• [Given records]
+ + + +

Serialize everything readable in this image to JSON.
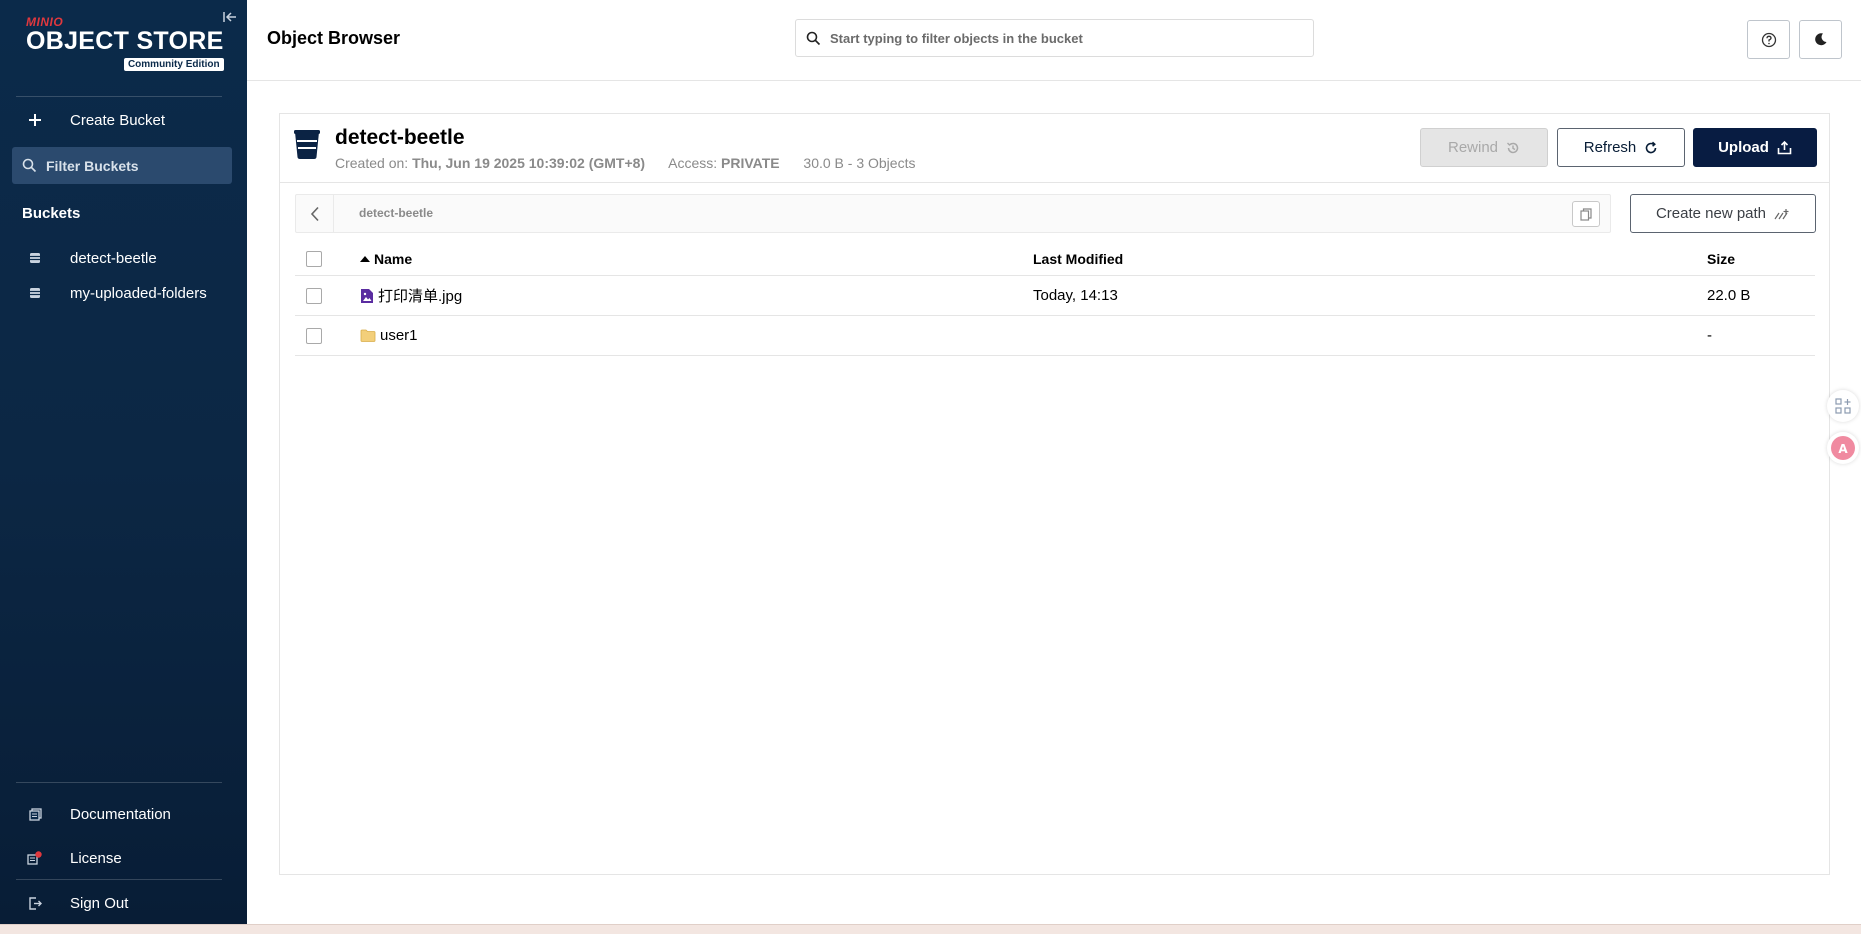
{
  "sidebar": {
    "logo_brand": "MINIO",
    "logo_product": "OBJECT STORE",
    "logo_edition": "Community Edition",
    "create_bucket_label": "Create Bucket",
    "filter_buckets_placeholder": "Filter Buckets",
    "buckets_title": "Buckets",
    "buckets": [
      {
        "label": "detect-beetle"
      },
      {
        "label": "my-uploaded-folders"
      }
    ],
    "documentation_label": "Documentation",
    "license_label": "License",
    "sign_out_label": "Sign Out"
  },
  "header": {
    "title": "Object Browser",
    "search_placeholder": "Start typing to filter objects in the bucket"
  },
  "bucket": {
    "name": "detect-beetle",
    "created_label": "Created on:",
    "created_value": "Thu, Jun 19 2025 10:39:02 (GMT+8)",
    "access_label": "Access:",
    "access_value": "PRIVATE",
    "summary": "30.0 B - 3 Objects",
    "rewind_label": "Rewind",
    "refresh_label": "Refresh",
    "upload_label": "Upload"
  },
  "breadcrumb": {
    "path": "detect-beetle",
    "create_new_path_label": "Create new path"
  },
  "table": {
    "columns": {
      "name": "Name",
      "modified": "Last Modified",
      "size": "Size"
    },
    "rows": [
      {
        "name": "打印清单.jpg",
        "type": "image-file-icon",
        "modified": "Today, 14:13",
        "size": "22.0 B"
      },
      {
        "name": "user1",
        "type": "folder-icon",
        "modified": "",
        "size": "-"
      }
    ]
  },
  "colors": {
    "sidebar_bg": "#0b2a4a",
    "brand_red": "#e0383e",
    "upload_bg": "#081c42",
    "file_icon": "#5a2ca0",
    "folder_icon": "#f3cf7a",
    "license_badge": "#e0383e"
  }
}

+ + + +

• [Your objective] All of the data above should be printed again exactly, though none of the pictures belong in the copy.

• [Written response]
Serialize everything readable in this image to JSON.
{
  "sidebar": {
    "logo_brand": "MINIO",
    "logo_product": "OBJECT STORE",
    "logo_edition": "Community Edition",
    "create_bucket_label": "Create Bucket",
    "filter_buckets_placeholder": "Filter Buckets",
    "buckets_title": "Buckets",
    "buckets": [
      {
        "label": "detect-beetle"
      },
      {
        "label": "my-uploaded-folders"
      }
    ],
    "documentation_label": "Documentation",
    "license_label": "License",
    "sign_out_label": "Sign Out"
  },
  "header": {
    "title": "Object Browser",
    "search_placeholder": "Start typing to filter objects in the bucket"
  },
  "bucket": {
    "name": "detect-beetle",
    "created_label": "Created on:",
    "created_value": "Thu, Jun 19 2025 10:39:02 (GMT+8)",
    "access_label": "Access:",
    "access_value": "PRIVATE",
    "summary": "30.0 B - 3 Objects",
    "rewind_label": "Rewind",
    "refresh_label": "Refresh",
    "upload_label": "Upload"
  },
  "breadcrumb": {
    "path": "detect-beetle",
    "create_new_path_label": "Create new path"
  },
  "table": {
    "columns": {
      "name": "Name",
      "modified": "Last Modified",
      "size": "Size"
    },
    "rows": [
      {
        "name": "打印清单.jpg",
        "type": "image-file-icon",
        "modified": "Today, 14:13",
        "size": "22.0 B"
      },
      {
        "name": "user1",
        "type": "folder-icon",
        "modified": "",
        "size": "-"
      }
    ]
  },
  "colors": {
    "sidebar_bg": "#0b2a4a",
    "brand_red": "#e0383e",
    "upload_bg": "#081c42",
    "file_icon": "#5a2ca0",
    "folder_icon": "#f3cf7a",
    "license_badge": "#e0383e"
  }
}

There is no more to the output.